                      These are facts, not opinons. A pioneer is "an innovator or developer of something new". Also a fact, not an opionion. I don't see how you can call someone a pioneer for recreating something. And, no, I don't see it as "a matter of opinion."

                      1. re: ThomasvanDale

                        Also your opinion. I will say no more.

                        1. re: ThomasvanDale

                          Another definition of pioneer is:

                          "a person who is among the first to explore or settle a new country or area."

                          There weren't too many witbiers of note in the USA, especially in Texas, when he started doing his thing. So how is he not a pioneer?

                          1. re: RB Hound

                            Pierre Celis rescued a type of beer that had died. That is, in my view, a noble accomplishment.

                            However, calling him a pioneer is like calling Frank Sinatra a great writer.

                            1. re: ThomasvanDale

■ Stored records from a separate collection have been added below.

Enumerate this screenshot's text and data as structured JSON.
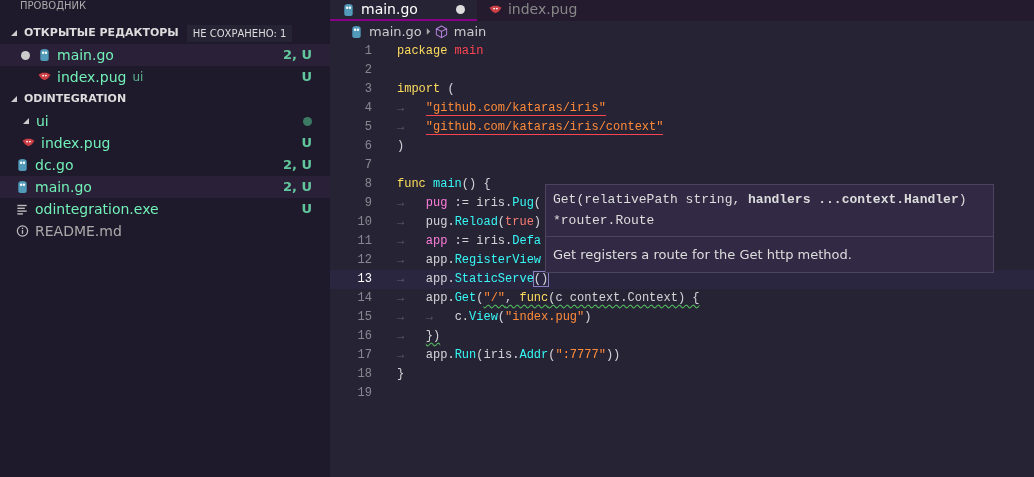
{
  "sidebar": {
    "title": "ПРОВОДНИК",
    "sections": [
      {
        "label": "ОТКРЫТЫЕ РЕДАКТОРЫ",
        "badge": "НЕ СОХРАНЕНО: 1",
        "expanded": true,
        "items": [
          {
            "name": "main.go",
            "kind": "go",
            "unsaved": true,
            "status": "2, U",
            "untracked": true,
            "selected": true
          },
          {
            "name": "index.pug",
            "kind": "pug",
            "detail": "ui",
            "unsaved": false,
            "status": "U",
            "untracked": true,
            "selected": false
          }
        ]
      },
      {
        "label": "ODINTEGRATION",
        "expanded": true,
        "items": [
          {
            "name": "ui",
            "kind": "folder",
            "expanded": true,
            "changes_dot": true,
            "untracked": true,
            "selected": false,
            "children": [
              {
                "name": "index.pug",
                "kind": "pug",
                "status": "U",
                "untracked": true,
                "selected": false
              }
            ]
          },
          {
            "name": "dc.go",
            "kind": "go",
            "status": "2, U",
            "untracked": true,
            "selected": false
          },
          {
            "name": "main.go",
            "kind": "go",
            "status": "2, U",
            "untracked": true,
            "selected": true
          },
          {
            "name": "odintegration.exe",
            "kind": "exe",
            "status": "U",
            "untracked": true,
            "selected": false
          },
          {
            "name": "README.md",
            "kind": "info",
            "untracked": false,
            "selected": false
          }
        ]
      }
    ]
  },
  "tabs": [
    {
      "label": "main.go",
      "kind": "go",
      "selected": true,
      "unsaved": true
    },
    {
      "label": "index.pug",
      "kind": "pug",
      "selected": false,
      "unsaved": false
    }
  ],
  "breadcrumb": [
    {
      "label": "main.go",
      "kind": "go"
    },
    {
      "label": "main",
      "kind": "symbol"
    }
  ],
  "editor": {
    "lines": [
      {
        "number": "1",
        "current": false,
        "tokens": [
          {
            "kind": "kw",
            "text": "package "
          },
          {
            "kind": "pkg",
            "text": "main"
          }
        ]
      },
      {
        "number": "2",
        "current": false
      },
      {
        "number": "3",
        "current": false,
        "tokens": [
          {
            "kind": "kw",
            "text": "import"
          },
          {
            "kind": "plain",
            "text": " ("
          }
        ]
      },
      {
        "number": "4",
        "current": false,
        "tokens": [
          {
            "kind": "ws",
            "text": "→   "
          },
          {
            "kind": "str",
            "text": "\"github.com/kataras/iris\"",
            "error": true
          }
        ]
      },
      {
        "number": "5",
        "current": false,
        "tokens": [
          {
            "kind": "ws",
            "text": "→   "
          },
          {
            "kind": "str",
            "text": "\"github.com/kataras/iris/context\"",
            "error": true
          }
        ]
      },
      {
        "number": "6",
        "current": false,
        "tokens": [
          {
            "kind": "plain",
            "text": ")"
          }
        ]
      },
      {
        "number": "7",
        "current": false
      },
      {
        "number": "8",
        "current": false,
        "tokens": [
          {
            "kind": "kw",
            "text": "func "
          },
          {
            "kind": "fn",
            "text": "main"
          },
          {
            "kind": "plain",
            "text": "() {"
          }
        ]
      },
      {
        "number": "9",
        "current": false,
        "tokens": [
          {
            "kind": "ws",
            "text": "→   "
          },
          {
            "kind": "var",
            "text": "pug"
          },
          {
            "kind": "plain",
            "text": " := iris."
          },
          {
            "kind": "fn",
            "text": "Pug"
          },
          {
            "kind": "plain",
            "text": "("
          }
        ]
      },
      {
        "number": "10",
        "current": false,
        "tokens": [
          {
            "kind": "ws",
            "text": "→   "
          },
          {
            "kind": "plain",
            "text": "pug."
          },
          {
            "kind": "fn",
            "text": "Reload"
          },
          {
            "kind": "plain",
            "text": "("
          },
          {
            "kind": "lit",
            "text": "true"
          },
          {
            "kind": "plain",
            "text": ")"
          }
        ]
      },
      {
        "number": "11",
        "current": false,
        "tokens": [
          {
            "kind": "ws",
            "text": "→   "
          },
          {
            "kind": "var",
            "text": "app"
          },
          {
            "kind": "plain",
            "text": " := iris."
          },
          {
            "kind": "fn",
            "text": "Defa"
          }
        ]
      },
      {
        "number": "12",
        "current": false,
        "tokens": [
          {
            "kind": "ws",
            "text": "→   "
          },
          {
            "kind": "plain",
            "text": "app."
          },
          {
            "kind": "fn",
            "text": "RegisterView"
          }
        ]
      },
      {
        "number": "13",
        "current": true,
        "tokens": [
          {
            "kind": "ws",
            "text": "→   "
          },
          {
            "kind": "plain",
            "text": "app."
          },
          {
            "kind": "fn",
            "text": "StaticServe"
          },
          {
            "kind": "match",
            "text": "()"
          }
        ]
      },
      {
        "number": "14",
        "current": false,
        "tokens": [
          {
            "kind": "ws",
            "text": "→   "
          },
          {
            "kind": "plain",
            "text": "app."
          },
          {
            "kind": "fn",
            "text": "Get"
          },
          {
            "kind": "plain",
            "text": "("
          },
          {
            "kind": "str",
            "text": "\"/\"",
            "warning": true
          },
          {
            "kind": "plain",
            "text": ", ",
            "warning": true
          },
          {
            "kind": "kw",
            "text": "func",
            "warning": true
          },
          {
            "kind": "plain",
            "text": "(c context.Context) {",
            "warning": true
          }
        ]
      },
      {
        "number": "15",
        "current": false,
        "tokens": [
          {
            "kind": "ws",
            "text": "→   "
          },
          {
            "kind": "ws",
            "text": "→   "
          },
          {
            "kind": "plain",
            "text": "c."
          },
          {
            "kind": "fn",
            "text": "View"
          },
          {
            "kind": "plain",
            "text": "("
          },
          {
            "kind": "str",
            "text": "\"index.pug\""
          },
          {
            "kind": "plain",
            "text": ")"
          }
        ]
      },
      {
        "number": "16",
        "current": false,
        "tokens": [
          {
            "kind": "ws",
            "text": "→   "
          },
          {
            "kind": "plain",
            "text": "})",
            "warning": true
          }
        ]
      },
      {
        "number": "17",
        "current": false,
        "tokens": [
          {
            "kind": "ws",
            "text": "→   "
          },
          {
            "kind": "plain",
            "text": "app."
          },
          {
            "kind": "fn",
            "text": "Run"
          },
          {
            "kind": "plain",
            "text": "(iris."
          },
          {
            "kind": "fn",
            "text": "Addr"
          },
          {
            "kind": "plain",
            "text": "("
          },
          {
            "kind": "str",
            "text": "\":7777\""
          },
          {
            "kind": "plain",
            "text": "))"
          }
        ]
      },
      {
        "number": "18",
        "current": false,
        "tokens": [
          {
            "kind": "plain",
            "text": "}"
          }
        ]
      },
      {
        "number": "19",
        "current": false
      }
    ]
  },
  "hover": {
    "signature": "Get(relativePath string, **handlers ...context.Handler**)",
    "returns": "*router.Route",
    "description": "Get registers a route for the Get http method."
  }
}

                              So, you are claiming that there was plenty of wibier in Texas, or the states, in the pre-Prohibition era? There might have been - I'm just asking.

                              1. re: RB Hound

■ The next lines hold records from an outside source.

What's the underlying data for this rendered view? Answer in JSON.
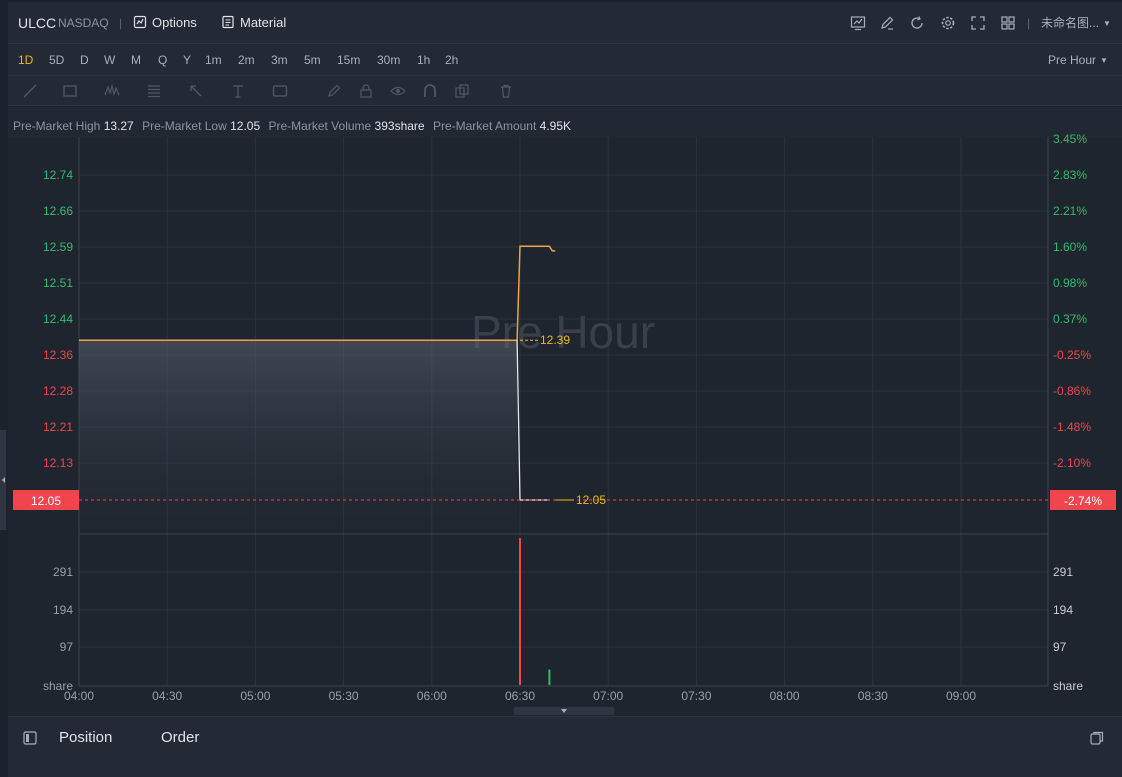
{
  "header": {
    "symbol": "ULCC",
    "exchange": "NASDAQ",
    "separator": "|",
    "options_label": "Options",
    "material_label": "Material",
    "layout_name": "未命名图..."
  },
  "periods": {
    "items": [
      "1D",
      "5D",
      "D",
      "W",
      "M",
      "Q",
      "Y",
      "1m",
      "2m",
      "3m",
      "5m",
      "15m",
      "30m",
      "1h",
      "2h"
    ],
    "active": "1D",
    "session_label": "Pre Hour"
  },
  "stats": {
    "high_label": "Pre-Market High",
    "high_value": "13.27",
    "low_label": "Pre-Market Low",
    "low_value": "12.05",
    "volume_label": "Pre-Market Volume",
    "volume_value": "393share",
    "amount_label": "Pre-Market Amount",
    "amount_value": "4.95K"
  },
  "watermark": "Pre Hour",
  "colors": {
    "up": "#2ebd6b",
    "down": "#f0454d",
    "price_line": "#f0a040",
    "current_line": "#e8e8e8",
    "last_price_tag": "#f0454d",
    "price_label": "#f0b90b"
  },
  "chart_data": {
    "type": "line",
    "x_ticks": [
      "04:00",
      "04:30",
      "05:00",
      "05:30",
      "06:00",
      "06:30",
      "07:00",
      "07:30",
      "08:00",
      "08:30",
      "09:00"
    ],
    "y_left_ticks": [
      "12.74",
      "12.66",
      "12.59",
      "12.51",
      "12.44",
      "12.36",
      "12.28",
      "12.21",
      "12.13"
    ],
    "y_right_ticks": [
      "3.45%",
      "2.83%",
      "2.21%",
      "1.60%",
      "0.98%",
      "0.37%",
      "-0.25%",
      "-0.86%",
      "-1.48%",
      "-2.10%"
    ],
    "prev_close": 12.39,
    "last_price": 12.05,
    "last_price_label": "12.05",
    "last_change_label": "-2.74%",
    "prev_close_label": "12.39",
    "series": [
      {
        "x": [
          "04:00",
          "06:29",
          "06:30",
          "06:31",
          "06:40",
          "06:41",
          "06:42"
        ],
        "values": [
          12.39,
          12.39,
          12.59,
          12.59,
          12.59,
          12.58,
          12.58
        ]
      },
      {
        "x": [
          "06:29",
          "06:30",
          "06:40"
        ],
        "values": [
          12.39,
          12.05,
          12.05
        ]
      }
    ],
    "volume": {
      "unit_label": "share",
      "y_ticks": [
        "291",
        "194",
        "97"
      ],
      "bars": [
        {
          "x": "06:30",
          "value": 380,
          "direction": "down"
        },
        {
          "x": "06:40",
          "value": 40,
          "direction": "up"
        }
      ]
    }
  },
  "bottom": {
    "position_label": "Position",
    "order_label": "Order"
  }
}
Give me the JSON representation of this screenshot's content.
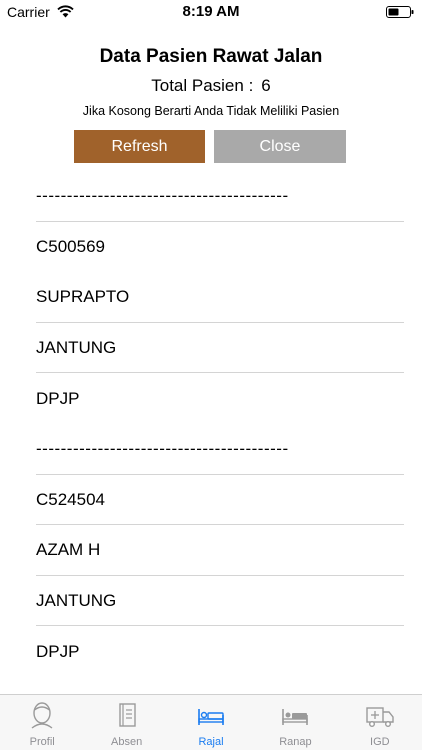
{
  "status_bar": {
    "carrier": "Carrier",
    "time": "8:19 AM"
  },
  "header": {
    "title": "Data Pasien Rawat Jalan",
    "total_label": "Total Pasien :",
    "total_value": "6",
    "note": "Jika Kosong Berarti Anda Tidak Meliliki Pasien"
  },
  "buttons": {
    "refresh_label": "Refresh",
    "close_label": "Close"
  },
  "list": {
    "rows": [
      "-----------------------------------------",
      "C500569",
      "SUPRAPTO",
      "JANTUNG",
      "DPJP",
      "-----------------------------------------",
      "C524504",
      "AZAM H",
      "JANTUNG",
      "DPJP"
    ]
  },
  "tabs": [
    {
      "label": "Profil",
      "icon": "profile-icon"
    },
    {
      "label": "Absen",
      "icon": "notebook-icon"
    },
    {
      "label": "Rajal",
      "icon": "bed-icon"
    },
    {
      "label": "Ranap",
      "icon": "bed-icon"
    },
    {
      "label": "IGD",
      "icon": "truck-icon"
    }
  ],
  "colors": {
    "accent": "#1a7cf0",
    "refresh": "#a0622b",
    "close": "#a9a9a9"
  }
}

                                I'm not American. I haven't the foggiest idea what was sold in Texas.

                                Let me ask you: a few years ago, Ben and Jerries ice cream appeared in my local supermarket. Does that make the Ben and Jerries company pioneers?

                                1. re: ThomasvanDale

                                  Is ice cream a completely alien foreign style of dessert that has not been seen in your area in memory and thought to be extinct?

                                  1. re: ThomasvanDale

                                    If that style of ice cream was not previously available in your local supermarket, yes, they are pioneers in your country.

                                    If you aren't American, then why are you parsing American English (which was what Jim Dorsch was obviously using)?

                                    1. re: RB Hound

                                      Since there seem to be desparate attempts to prove that Celis was a pioneer, I would like to ask: is Celis revered in the US along the lines that Michael J. is?

                                      To (try to) put an end to this discussion, does any one know why Celis went to Texas?

                                      (And RB: almost everyone in my country speaks English. We learn it in school and then from films and TV. Does that answer your question?)

                                      1. re: ThomasvanDale

                                        Apprehensive about wading into this debate but.....

                                        ....while in Austin awhile back I listened to a PBS (I think) story on the radio about the rebirth of Celis by his daughter. Apparently, Celis wanted to move to the US generally but was afraid that he'd have diffiiculty with the language, not being a native English speaker. He chose Texas because he'd heard the people there spoke slowly.

                                        1. re: steveprez

                                          Pierre used to tell the story about the language regularly, I assume due to its humor value.

                                          1. re: steveprez

                                            This is partly correct. His daughter married an American and moved to Texas. She had a child and Pierre went to visit both his daughter and his grandchild. He did not plan to move there. I don't know exactly how it came about that he eventually opened a brewery there (it was certainly not his original intention), but, after a few years, he entered into a distribution arrangment with Miller brewery and it became something of repeat of his experience with Interbrew. At that point, he returned to Belgium, where he remained until his death in 2011.

                                            1. re: steveprez

                                              hmmm. Back then the marketing spin was that he chose Austin because the mineral content in the water was close to what he had in Belgium.